Available records below:
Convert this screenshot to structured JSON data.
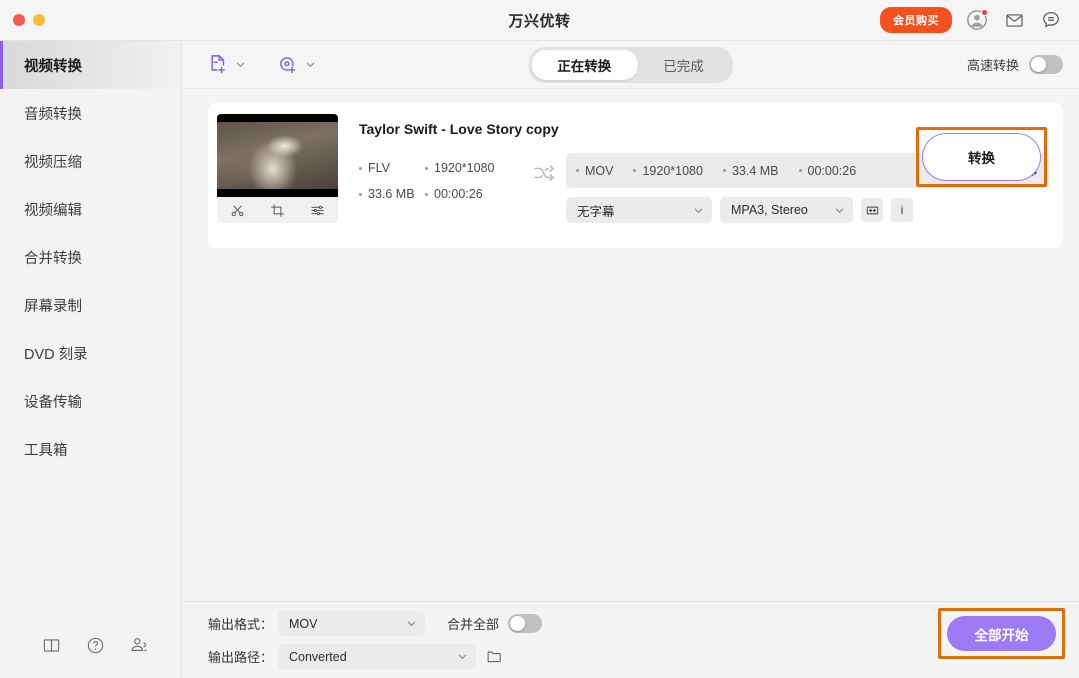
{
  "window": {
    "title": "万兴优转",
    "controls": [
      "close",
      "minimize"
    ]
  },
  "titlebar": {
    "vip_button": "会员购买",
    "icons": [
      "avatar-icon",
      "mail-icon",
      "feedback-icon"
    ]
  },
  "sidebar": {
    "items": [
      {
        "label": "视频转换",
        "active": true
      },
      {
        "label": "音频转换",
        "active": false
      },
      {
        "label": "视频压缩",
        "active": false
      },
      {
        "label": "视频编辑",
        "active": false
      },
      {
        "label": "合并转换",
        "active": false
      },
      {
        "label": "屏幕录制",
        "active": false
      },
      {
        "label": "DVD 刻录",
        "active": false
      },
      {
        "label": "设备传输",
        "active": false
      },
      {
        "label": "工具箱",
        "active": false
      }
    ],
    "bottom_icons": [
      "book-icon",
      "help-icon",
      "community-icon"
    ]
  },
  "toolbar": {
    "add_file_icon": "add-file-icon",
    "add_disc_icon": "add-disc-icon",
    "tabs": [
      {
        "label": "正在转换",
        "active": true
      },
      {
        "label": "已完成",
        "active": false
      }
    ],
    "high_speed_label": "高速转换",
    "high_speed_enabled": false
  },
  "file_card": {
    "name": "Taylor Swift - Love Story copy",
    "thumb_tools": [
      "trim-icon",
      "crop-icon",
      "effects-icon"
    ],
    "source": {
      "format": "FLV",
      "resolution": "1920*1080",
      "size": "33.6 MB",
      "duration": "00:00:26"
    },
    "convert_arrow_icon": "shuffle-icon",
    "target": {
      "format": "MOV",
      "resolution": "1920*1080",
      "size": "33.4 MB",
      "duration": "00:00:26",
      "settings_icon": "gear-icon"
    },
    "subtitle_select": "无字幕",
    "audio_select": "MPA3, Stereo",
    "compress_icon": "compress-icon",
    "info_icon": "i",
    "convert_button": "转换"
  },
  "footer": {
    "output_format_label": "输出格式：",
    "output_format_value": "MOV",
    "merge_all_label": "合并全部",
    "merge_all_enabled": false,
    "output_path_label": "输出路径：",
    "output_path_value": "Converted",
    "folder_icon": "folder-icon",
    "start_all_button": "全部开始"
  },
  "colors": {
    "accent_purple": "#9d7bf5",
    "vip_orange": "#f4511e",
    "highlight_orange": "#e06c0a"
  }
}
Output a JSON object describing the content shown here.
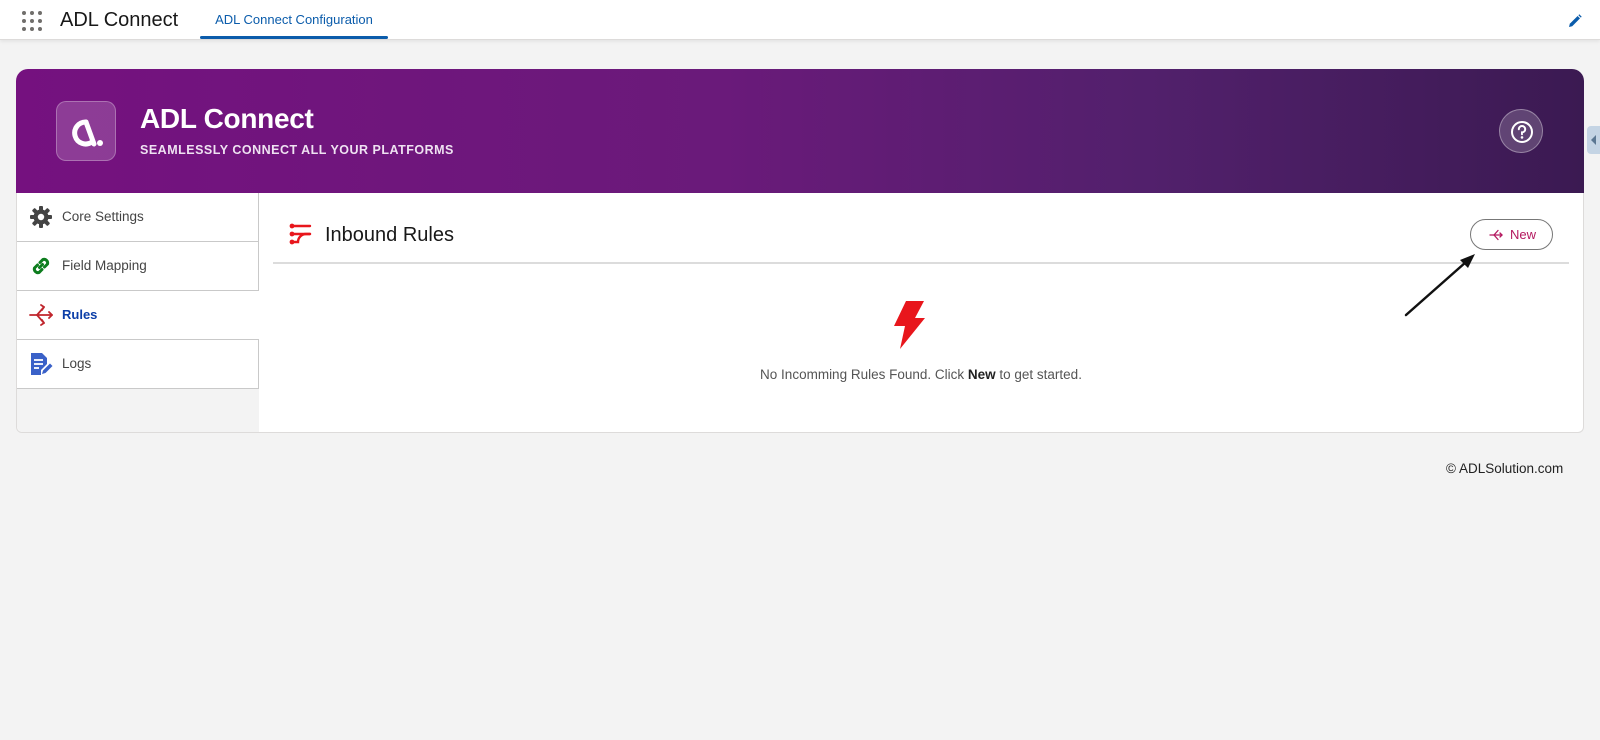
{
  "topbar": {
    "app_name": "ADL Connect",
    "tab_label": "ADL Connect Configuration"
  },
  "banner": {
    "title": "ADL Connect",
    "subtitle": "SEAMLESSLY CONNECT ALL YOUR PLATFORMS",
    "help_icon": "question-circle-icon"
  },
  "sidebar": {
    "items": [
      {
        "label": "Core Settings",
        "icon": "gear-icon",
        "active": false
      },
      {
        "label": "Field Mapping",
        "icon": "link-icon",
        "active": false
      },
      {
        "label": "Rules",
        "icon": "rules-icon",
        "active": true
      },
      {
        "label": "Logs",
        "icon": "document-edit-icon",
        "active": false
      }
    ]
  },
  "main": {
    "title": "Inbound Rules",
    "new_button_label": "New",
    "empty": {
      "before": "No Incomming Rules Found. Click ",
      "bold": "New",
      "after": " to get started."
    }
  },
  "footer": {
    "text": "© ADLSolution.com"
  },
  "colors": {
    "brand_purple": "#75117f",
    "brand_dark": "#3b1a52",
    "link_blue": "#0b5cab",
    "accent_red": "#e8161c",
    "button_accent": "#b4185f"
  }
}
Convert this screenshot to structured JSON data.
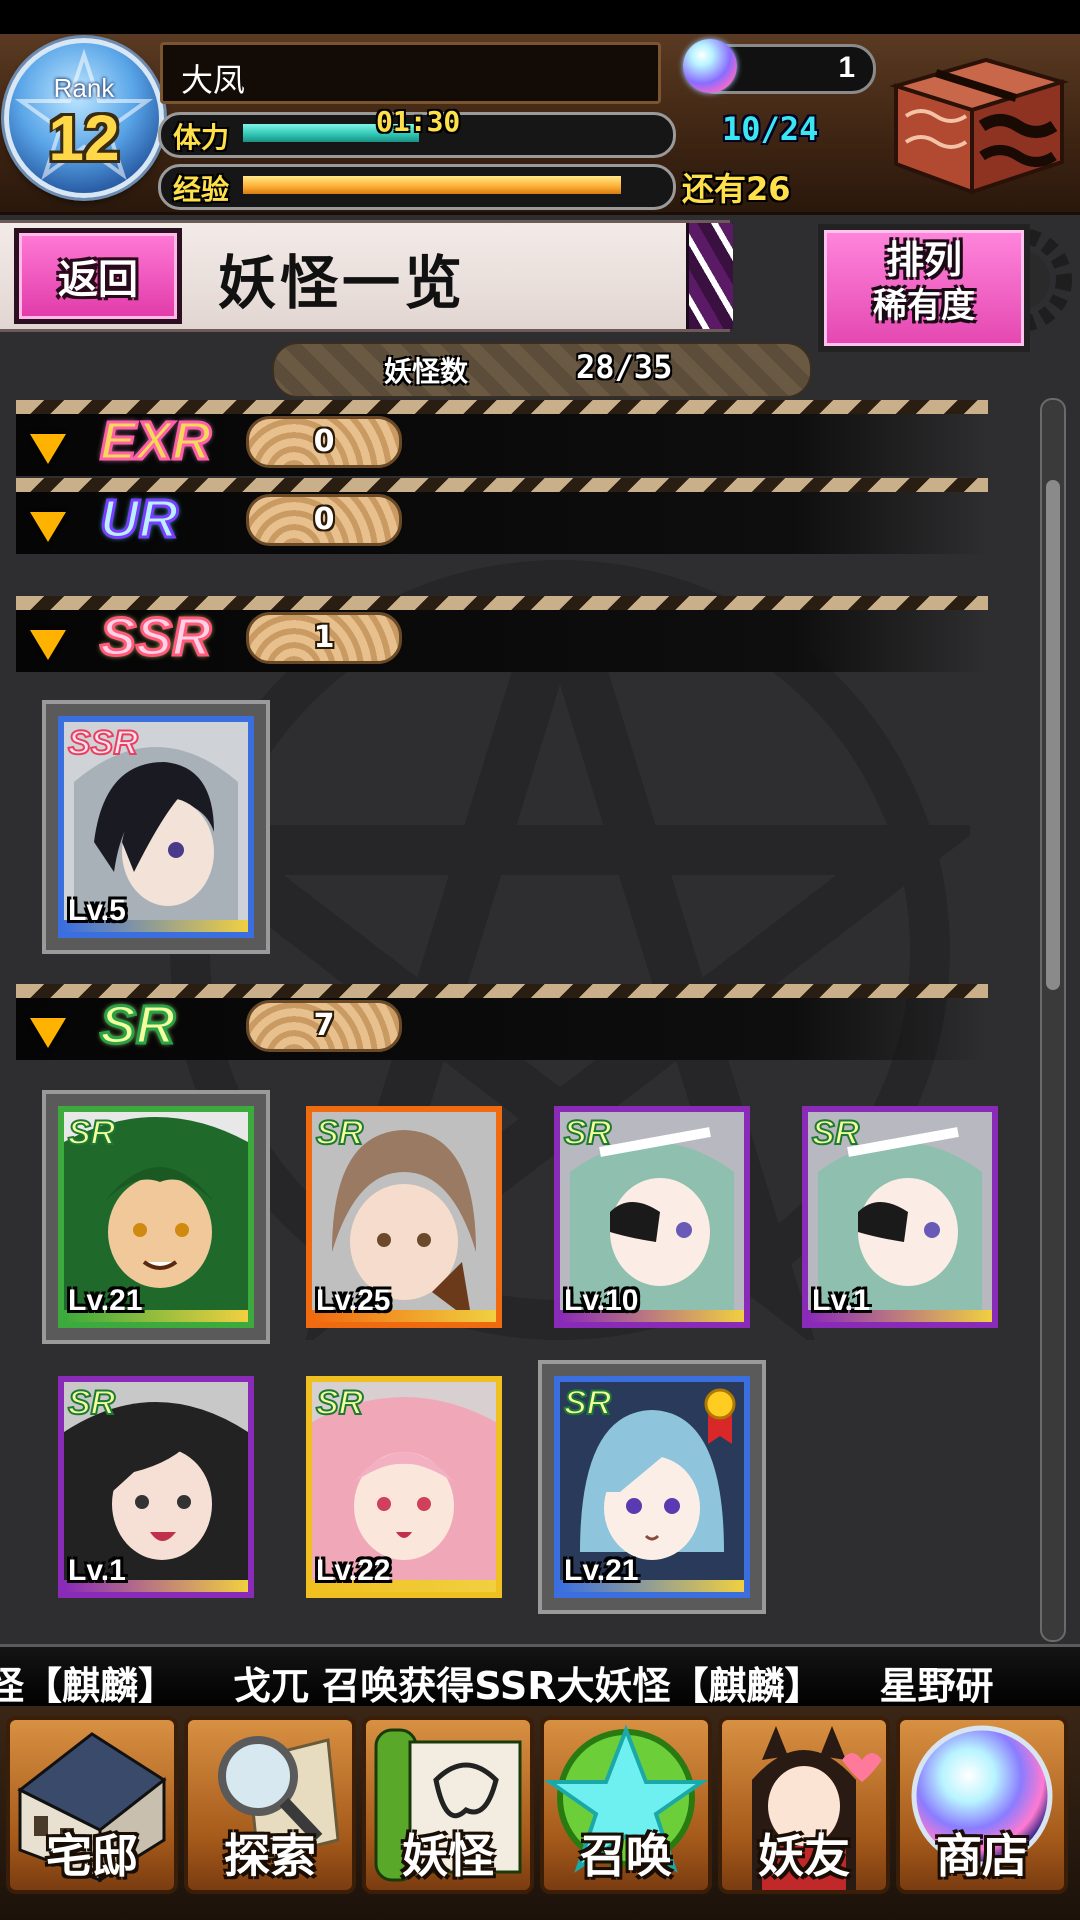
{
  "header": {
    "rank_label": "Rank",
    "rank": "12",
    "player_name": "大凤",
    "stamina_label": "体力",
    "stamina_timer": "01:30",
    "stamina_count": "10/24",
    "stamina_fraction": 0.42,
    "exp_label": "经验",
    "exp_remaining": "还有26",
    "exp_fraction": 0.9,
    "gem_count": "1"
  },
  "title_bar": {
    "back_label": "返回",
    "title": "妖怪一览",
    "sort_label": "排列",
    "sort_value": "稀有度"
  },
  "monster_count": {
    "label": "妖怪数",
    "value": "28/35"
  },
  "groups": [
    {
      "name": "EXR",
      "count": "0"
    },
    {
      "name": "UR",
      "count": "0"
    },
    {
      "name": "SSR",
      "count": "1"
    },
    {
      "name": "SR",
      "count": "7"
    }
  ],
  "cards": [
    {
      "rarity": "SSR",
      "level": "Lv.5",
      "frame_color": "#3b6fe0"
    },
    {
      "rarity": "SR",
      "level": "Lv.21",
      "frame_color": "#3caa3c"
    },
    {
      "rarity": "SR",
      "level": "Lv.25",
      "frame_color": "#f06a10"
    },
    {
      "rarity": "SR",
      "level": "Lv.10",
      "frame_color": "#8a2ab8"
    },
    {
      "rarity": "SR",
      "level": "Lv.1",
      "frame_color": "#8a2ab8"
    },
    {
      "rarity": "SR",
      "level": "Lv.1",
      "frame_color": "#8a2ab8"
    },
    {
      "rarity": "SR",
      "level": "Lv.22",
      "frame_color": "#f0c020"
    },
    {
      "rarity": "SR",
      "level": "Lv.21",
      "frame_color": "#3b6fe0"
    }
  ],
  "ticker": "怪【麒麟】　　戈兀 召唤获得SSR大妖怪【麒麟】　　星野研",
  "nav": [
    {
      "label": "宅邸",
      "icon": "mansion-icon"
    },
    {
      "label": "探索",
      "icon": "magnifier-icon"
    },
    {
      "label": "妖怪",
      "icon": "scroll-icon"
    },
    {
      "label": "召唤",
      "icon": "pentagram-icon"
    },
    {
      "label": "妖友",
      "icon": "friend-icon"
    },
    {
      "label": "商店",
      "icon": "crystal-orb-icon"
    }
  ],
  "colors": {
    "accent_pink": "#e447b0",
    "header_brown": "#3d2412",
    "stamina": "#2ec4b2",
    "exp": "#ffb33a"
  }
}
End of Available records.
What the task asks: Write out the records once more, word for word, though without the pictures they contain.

Task answer:
Convert this screenshot to structured JSON data.
{
  "window": {
    "title": "万兴优转",
    "controls": [
      "close",
      "minimize"
    ]
  },
  "titlebar": {
    "vip_button": "会员购买",
    "icons": [
      "avatar-icon",
      "mail-icon",
      "feedback-icon"
    ]
  },
  "sidebar": {
    "items": [
      {
        "label": "视频转换",
        "active": true
      },
      {
        "label": "音频转换",
        "active": false
      },
      {
        "label": "视频压缩",
        "active": false
      },
      {
        "label": "视频编辑",
        "active": false
      },
      {
        "label": "合并转换",
        "active": false
      },
      {
        "label": "屏幕录制",
        "active": false
      },
      {
        "label": "DVD 刻录",
        "active": false
      },
      {
        "label": "设备传输",
        "active": false
      },
      {
        "label": "工具箱",
        "active": false
      }
    ],
    "bottom_icons": [
      "book-icon",
      "help-icon",
      "community-icon"
    ]
  },
  "toolbar": {
    "add_file_icon": "add-file-icon",
    "add_disc_icon": "add-disc-icon",
    "tabs": [
      {
        "label": "正在转换",
        "active": true
      },
      {
        "label": "已完成",
        "active": false
      }
    ],
    "high_speed_label": "高速转换",
    "high_speed_enabled": false
  },
  "file_card": {
    "name": "Taylor Swift - Love Story copy",
    "thumb_tools": [
      "trim-icon",
      "crop-icon",
      "effects-icon"
    ],
    "source": {
      "format": "FLV",
      "resolution": "1920*1080",
      "size": "33.6 MB",
      "duration": "00:00:26"
    },
    "convert_arrow_icon": "shuffle-icon",
    "target": {
      "format": "MOV",
      "resolution": "1920*1080",
      "size": "33.4 MB",
      "duration": "00:00:26",
      "settings_icon": "gear-icon"
    },
    "subtitle_select": "无字幕",
    "audio_select": "MPA3, Stereo",
    "compress_icon": "compress-icon",
    "info_icon": "i",
    "convert_button": "转换"
  },
  "footer": {
    "output_format_label": "输出格式：",
    "output_format_value": "MOV",
    "merge_all_label": "合并全部",
    "merge_all_enabled": false,
    "output_path_label": "输出路径：",
    "output_path_value": "Converted",
    "folder_icon": "folder-icon",
    "start_all_button": "全部开始"
  },
  "colors": {
    "accent_purple": "#9d7bf5",
    "vip_orange": "#f4511e",
    "highlight_orange": "#e06c0a"
  }
}
Output a JSON object describing the content shown here.
{
  "topbar": {
    "app_name": "ADL Connect",
    "tab_label": "ADL Connect Configuration"
  },
  "banner": {
    "title": "ADL Connect",
    "subtitle": "SEAMLESSLY CONNECT ALL YOUR PLATFORMS",
    "help_icon": "question-circle-icon"
  },
  "sidebar": {
    "items": [
      {
        "label": "Core Settings",
        "icon": "gear-icon",
        "active": false
      },
      {
        "label": "Field Mapping",
        "icon": "link-icon",
        "active": false
      },
      {
        "label": "Rules",
        "icon": "rules-icon",
        "active": true
      },
      {
        "label": "Logs",
        "icon": "document-edit-icon",
        "active": false
      }
    ]
  },
  "main": {
    "title": "Inbound Rules",
    "new_button_label": "New",
    "empty": {
      "before": "No Incomming Rules Found. Click ",
      "bold": "New",
      "after": " to get started."
    }
  },
  "footer": {
    "text": "© ADLSolution.com"
  },
  "colors": {
    "brand_purple": "#75117f",
    "brand_dark": "#3b1a52",
    "link_blue": "#0b5cab",
    "accent_red": "#e8161c",
    "button_accent": "#b4185f"
  }
}
Convert this screenshot to structured JSON data.
{
  "header": {
    "rank_label": "Rank",
    "rank": "12",
    "player_name": "大凤",
    "stamina_label": "体力",
    "stamina_timer": "01:30",
    "stamina_count": "10/24",
    "stamina_fraction": 0.42,
    "exp_label": "经验",
    "exp_remaining": "还有26",
    "exp_fraction": 0.9,
    "gem_count": "1"
  },
  "title_bar": {
    "back_label": "返回",
    "title": "妖怪一览",
    "sort_label": "排列",
    "sort_value": "稀有度"
  },
  "monster_count": {
    "label": "妖怪数",
    "value": "28/35"
  },
  "groups": [
    {
      "name": "EXR",
      "count": "0"
    },
    {
      "name": "UR",
      "count": "0"
    },
    {
      "name": "SSR",
      "count": "1"
    },
    {
      "name": "SR",
      "count": "7"
    }
  ],
  "cards": [
    {
      "rarity": "SSR",
      "level": "Lv.5",
      "frame_color": "#3b6fe0"
    },
    {
      "rarity": "SR",
      "level": "Lv.21",
      "frame_color": "#3caa3c"
    },
    {
      "rarity": "SR",
      "level": "Lv.25",
      "frame_color": "#f06a10"
    },
    {
      "rarity": "SR",
      "level": "Lv.10",
      "frame_color": "#8a2ab8"
    },
    {
      "rarity": "SR",
      "level": "Lv.1",
      "frame_color": "#8a2ab8"
    },
    {
      "rarity": "SR",
      "level": "Lv.1",
      "frame_color": "#8a2ab8"
    },
    {
      "rarity": "SR",
      "level": "Lv.22",
      "frame_color": "#f0c020"
    },
    {
      "rarity": "SR",
      "level": "Lv.21",
      "frame_color": "#3b6fe0"
    }
  ],
  "ticker": "怪【麒麟】　　戈兀 召唤获得SSR大妖怪【麒麟】　　星野研",
  "nav": [
    {
      "label": "宅邸",
      "icon": "mansion-icon"
    },
    {
      "label": "探索",
      "icon": "magnifier-icon"
    },
    {
      "label": "妖怪",
      "icon": "scroll-icon"
    },
    {
      "label": "召唤",
      "icon": "pentagram-icon"
    },
    {
      "label": "妖友",
      "icon": "friend-icon"
    },
    {
      "label": "商店",
      "icon": "crystal-orb-icon"
    }
  ],
  "colors": {
    "accent_pink": "#e447b0",
    "header_brown": "#3d2412",
    "stamina": "#2ec4b2",
    "exp": "#ffb33a"
  }
}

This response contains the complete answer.